One of the first things we discovered when we moved here is that fast food doesn't exist in the same way it does in the States. Rather than getting fast food from a pizza place or a Chinese place, most strictly "take out" places here have everything all-in-one. You'll find burgers next to tacos next to Indian food, all on the same menu, and sadly, none of it's very good from our experience so far. There is one fast food, however, that I've come to love: döner.
The döner kebab consists of meat carved from a giant spit of various kinds of pressed meat, usually lamb and beef. The meat is shaved off and added to a pita with various toppings. I've heard various stories about the döner being Turkish and about it being created by a German Turk, thus making it part of German cuisine. Either way, it's good, and I've seen döner shops in several countries around Europe.
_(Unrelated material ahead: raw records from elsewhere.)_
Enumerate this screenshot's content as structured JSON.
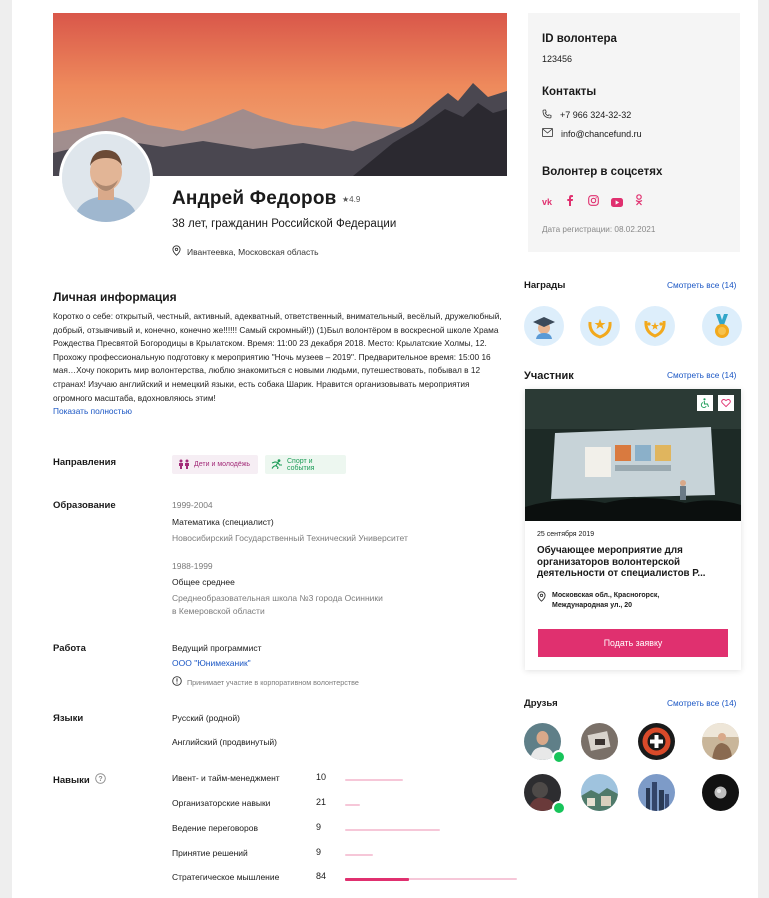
{
  "profile": {
    "name": "Андрей Федоров",
    "rating": "4.9",
    "subtitle": "38 лет, гражданин Российской Федерации",
    "location": "Ивантеевка, Московская область"
  },
  "personal": {
    "title": "Личная информация",
    "about": "Коротко о себе: открытый, честный, активный, адекватный, ответственный, внимательный, весёлый, дружелюбный, добрый, отзывчивый и, конечно, конечно же!!!!!! Самый скромный!)) (1)Был волонтёром в воскресной школе Храма Рождества Пресвятой Богородицы в Крылатском. Время: 11:00 23 декабря 2018. Место: Крылатские Холмы, 12. Прохожу профессиональную подготовку к мероприятию \"Ночь музеев – 2019\". Предварительное время: 15:00 16 мая…Хочу покорить мир волонтерства, люблю знакомиться с новыми людьми, путешествовать, побывал в 12 странах! Изучаю английский и немецкий языки, есть собака Шарик. Нравится организовывать мероприятия огромного масштаба, вдохновляюсь этим!",
    "show_more": "Показать полностью"
  },
  "directions": {
    "label": "Направления",
    "tags": [
      "Дети и молодёжь",
      "Спорт и события"
    ]
  },
  "education": {
    "label": "Образование",
    "items": [
      {
        "years": "1999-2004",
        "degree": "Математика (специалист)",
        "school": "Новосибирский Государственный Технический Университет"
      },
      {
        "years": "1988-1999",
        "degree": "Общее среднее",
        "school_line1": "Среднеобразовательная школа №3 города Осинники",
        "school_line2": "в Кемеровской области"
      }
    ]
  },
  "work": {
    "label": "Работа",
    "position": "Ведущий программист",
    "company": "ООО \"Юнимеханик\"",
    "note": "Принимает участие в корпоративном волонтерстве"
  },
  "languages": {
    "label": "Языки",
    "items": [
      "Русский (родной)",
      "Английский (продвинутый)"
    ]
  },
  "skills": {
    "label": "Навыки",
    "items": [
      {
        "name": "Ивент- и тайм-менеджмент",
        "value": "10",
        "track_fraction": 0.34,
        "fill_fraction": 0
      },
      {
        "name": "Организаторские навыки",
        "value": "21",
        "track_fraction": 0.09,
        "fill_fraction": 0
      },
      {
        "name": "Ведение переговоров",
        "value": "9",
        "track_fraction": 0.55,
        "fill_fraction": 0
      },
      {
        "name": "Принятие решений",
        "value": "9",
        "track_fraction": 0.16,
        "fill_fraction": 0
      },
      {
        "name": "Стратегическое мышление",
        "value": "84",
        "track_fraction": 1.0,
        "fill_fraction": 0.37
      }
    ]
  },
  "info_card": {
    "id_title": "ID волонтера",
    "id_value": "123456",
    "contacts_title": "Контакты",
    "phone": "+7 966 324-32-32",
    "email": "info@chancefund.ru",
    "social_title": "Волонтер в соцсетях",
    "social_icons": [
      "vk-icon",
      "facebook-icon",
      "instagram-icon",
      "youtube-icon",
      "odnoklassniki-icon"
    ],
    "registered": "Дата регистрации: 08.02.2021"
  },
  "awards": {
    "title": "Награды",
    "see_all": "Смотреть все (14)",
    "icons": [
      "graduate-award-icon",
      "stars-laurel-award-icon",
      "laurel-award-icon",
      "medal-award-icon"
    ]
  },
  "participant": {
    "title": "Участник",
    "see_all": "Смотреть все (14)",
    "event": {
      "date": "25 сентября 2019",
      "title": "Обучающее мероприятие для организаторов волонтерской деятельности от специалистов Р...",
      "location_line1": "Московская обл., Красногорск,",
      "location_line2": "Международная ул., 20",
      "apply": "Подать заявку"
    }
  },
  "friends": {
    "title": "Друзья",
    "see_all": "Смотреть все (14)"
  },
  "colors": {
    "accent": "#e0306f",
    "link": "#1a56c4",
    "online": "#17c45a"
  }
}
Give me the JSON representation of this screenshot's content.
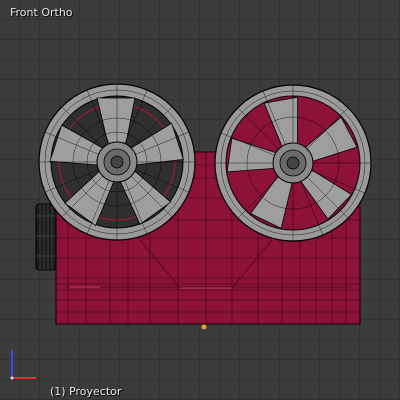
{
  "viewport": {
    "view_label": "Front Ortho",
    "object_label": "(1) Proyector",
    "object_name": "Proyector"
  },
  "colors": {
    "background": "#3b3b3b",
    "grid": "#333333",
    "body": "#8c1237",
    "body_selected_edge": "#e0507a",
    "wire": "#000000",
    "reel_face": "#8a8a8a",
    "reel_dark": "#2e2e2e",
    "axis_x": "#e03030",
    "axis_z": "#3050e0"
  },
  "icons": {
    "axis_gizmo": "axis-gizmo-icon",
    "origin": "origin-point-icon"
  }
}
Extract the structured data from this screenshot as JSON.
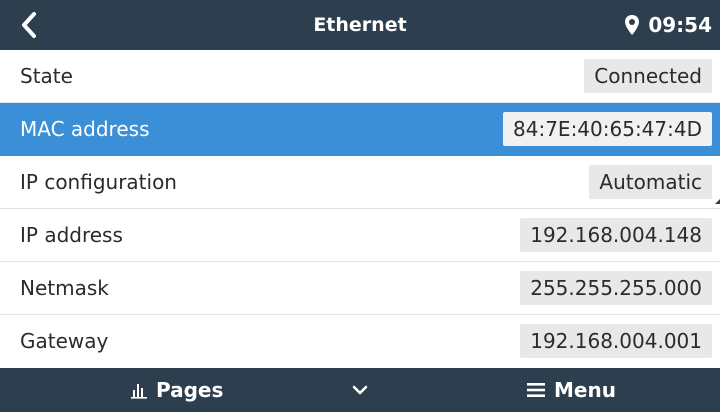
{
  "header": {
    "title": "Ethernet",
    "time": "09:54",
    "back_icon": "chevron-left-icon",
    "location_icon": "map-pin-icon"
  },
  "rows": [
    {
      "label": "State",
      "value": "Connected"
    },
    {
      "label": "MAC address",
      "value": "84:7E:40:65:47:4D",
      "selected": true
    },
    {
      "label": "IP configuration",
      "value": "Automatic"
    },
    {
      "label": "IP address",
      "value": "192.168.004.148"
    },
    {
      "label": "Netmask",
      "value": "255.255.255.000"
    },
    {
      "label": "Gateway",
      "value": "192.168.004.001"
    }
  ],
  "footer": {
    "pages_label": "Pages",
    "menu_label": "Menu",
    "pages_icon": "bar-chart-icon",
    "menu_icon": "hamburger-icon",
    "scroll_icon": "chevron-down-icon"
  },
  "colors": {
    "bar_bg": "#2d3e4f",
    "selected_row": "#3b8fd6",
    "value_bg": "#e8e8e8"
  }
}
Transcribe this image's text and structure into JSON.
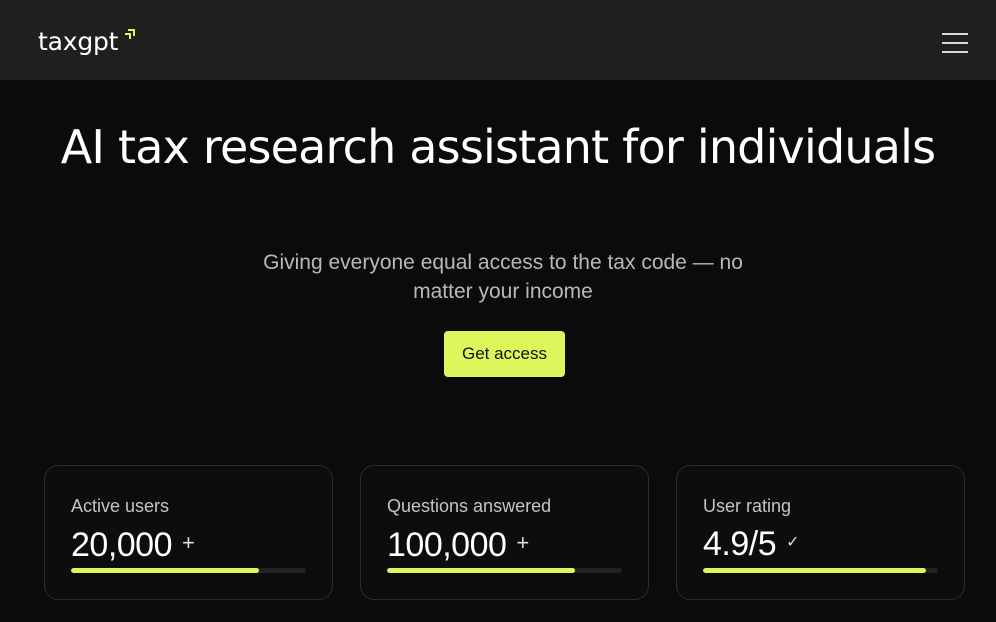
{
  "brand": {
    "name": "taxgpt",
    "accent": "#dcf75b"
  },
  "nav": {
    "menu_icon": "hamburger-menu-icon"
  },
  "hero": {
    "title": "AI tax research assistant for individuals",
    "subtitle": "Giving everyone equal access to the tax code — no matter your income",
    "cta_label": "Get access"
  },
  "stats": [
    {
      "label": "Active users",
      "value": "20,000",
      "suffix": "+",
      "progress": 0.8
    },
    {
      "label": "Questions answered",
      "value": "100,000",
      "suffix": "+",
      "progress": 0.8
    },
    {
      "label": "User rating",
      "value": "4.9/5",
      "suffix": "✓",
      "progress": 0.95
    }
  ]
}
This isn't health food in the least, and I've actually heard that some kebabs can have upwards of 1,000 calories per sandwich (yikes!). But the point is that it's good, it's fast, it's ridiculously cheap (3,5€/$4.8 per sandwich) for the amount of food you get, and it hits the spot, especially when you have a hangover. (Think of it as the European answer to a cheesesteak or burger after a long night of drinking.) The döner kebab also seems to be a common lunch choice for many students and busy office workers who only have a short lunch break.
We've tried about five or six different kebab places in Stuttgart, but so far my favorite is one that's just down the street from our house. The place was called Dyako Kebap & Pizza, but they recently changed the name (not the cook, thankfully) to Nur Kebap & Pizza.
So what sets this place above the rest?
Firstly, the meat is juicy, tender, and full of flavor. I've had dry and bland kebab meat before at other restaurants. I don't know what combination of meat is in Nur's recipe, but it has just the right balance of salt and fatty flavored meatiness.
The second most import ingredient is the pita. The chefs at Nur always pull out a new ball of dough and heat up the pita in the oven fresh with each order. This means that you do have to wait a few extra minutes for your order, making the wait time slower at Nur than at other döner shops we've been to, but the wait is totally worth it for the soft inside and slightly crispy outside of their pitas. Some of the places we've tried, including one new shop that claimed to have "gourmet" kebabs, serve their döner on what appear to be flat hamburger buns. The taste just isn't the same.
Nur also knows how to add the right toppings, from lettuce and tomatoes to red cabbage and yogurt sauce. I always ask for mine mit alles and scharf (spicy) with red pepper flakes on top.
Finally, I like this particular stand because they have lots of variety on their menu, and seem to do each dish equally as well. Matt often orders the yufka kebab (same meat and toppings inside of a wrap), and we often order the pide with egg, spinach, and cheese. Again, you can't beat the freshness of the bread in their pides.
Tonight Matt also tried their Iskender Teller, which is döner meat cooked in a tomato sauce over toasted bits of pita bread. The sauce had a nice rich flavor that complemented the meat. In fact, you can order their döner kebab as a teller and get the meat and toppings over fries or over a salad for a slightly healthier alternative. Nur also makes pretty good french fries, which is one of my comfort food favorites.
The restaurant is located just off of the Mitte (central Stuttgart) along Charlottenstraße. The shop front isn't much to look at, but you're there for the food anyway. It's also just across from the Olgaeck U-bahn stop, so it's pretty easy to get to. They do have both outdoor and indoor seating, and they've recently remodeled the interior to make it look a bit nicer, but we've never actually eaten inside the tiny shop. We've always gotten our food to go.
In terms of accessibility for non-native speakers, I've never had to speak English with the staff because they've always understood my simple orders by reading off the menu. I get the impression that most of the men who work there aren't native English speakers themselves, which may explain why they're all extra patient and helpful if you stumble over your German, like me. It also helps that the newly remodeled interior menu has pictures of just about all of their dishes, so you know exactly what it is that you're ordering.
I definitely recommend you check out Nur when you have your next kebab craving, and let me know what you think. Otherwise, do you have a favorite kebab shop in Stuttgart or one that we should try? Let me know in the comments below!